In awarding parenting time, the court always looks to the best interests of the child. In determining the child's best interests in a particular case, the court considers a number of factors identified by the legislature. These include the wishes of the parents, and the wishes of the child if the child is mature enough to express them independently. The court also considers the parents' and the child's mental and physical health, and how the child is adjusting to his or her home, school and community.
In addition to the child's best interests, the court must consider practical issues in determining parenting time. If one parent's work schedule limits the amount of time they can spend with the child, the court will likely take that into account. Similarly, if the parents live far apart and transportation is an issue, that may influence the court's parenting time decision.

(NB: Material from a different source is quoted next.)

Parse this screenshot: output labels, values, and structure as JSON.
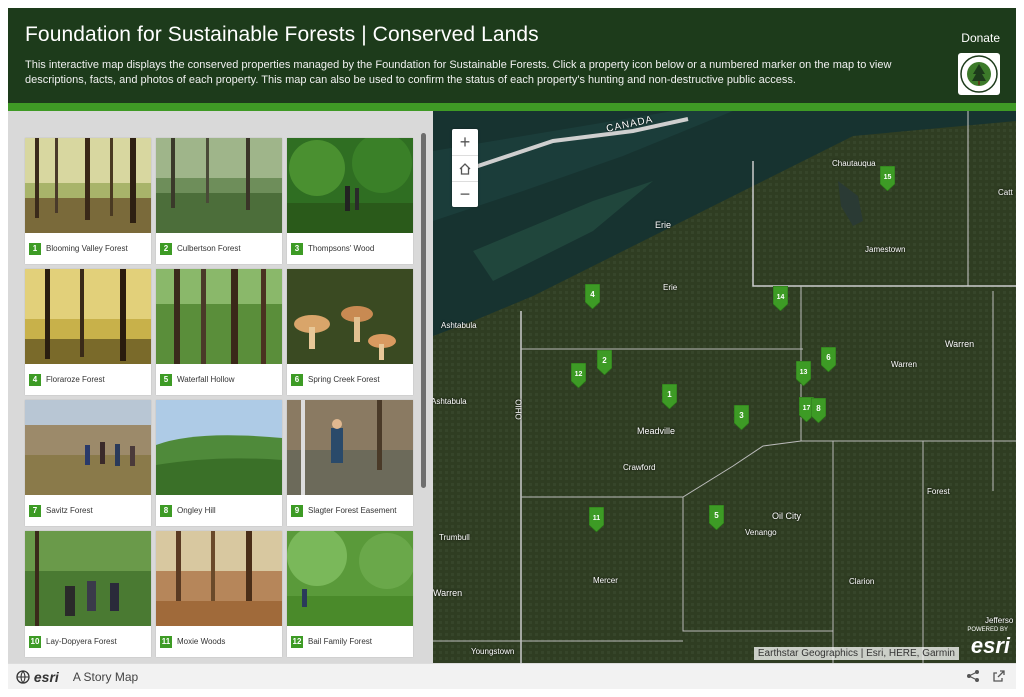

In addition to parenting time, the court will give one or both parents the responsibility to make decisions in regards to the child's health, education and upbringing. This responsibility is referred to as legal custody. Often the court will award joint legal custody. This does not necessarily mean the parents will get equal parenting time, however.
Reaching agreement on parenting time can be difficult, but it can be done if both parents put their differences aside and consider the child's interests first. An experienced Colorado family law attorney can help a parent negotiate a parenting plan that works for all concerned.
Source: Courts.state.co.us, "Connecting with Your Kids: Important Information on Parenting Time in Colorado," accessed Jan. 19, 2015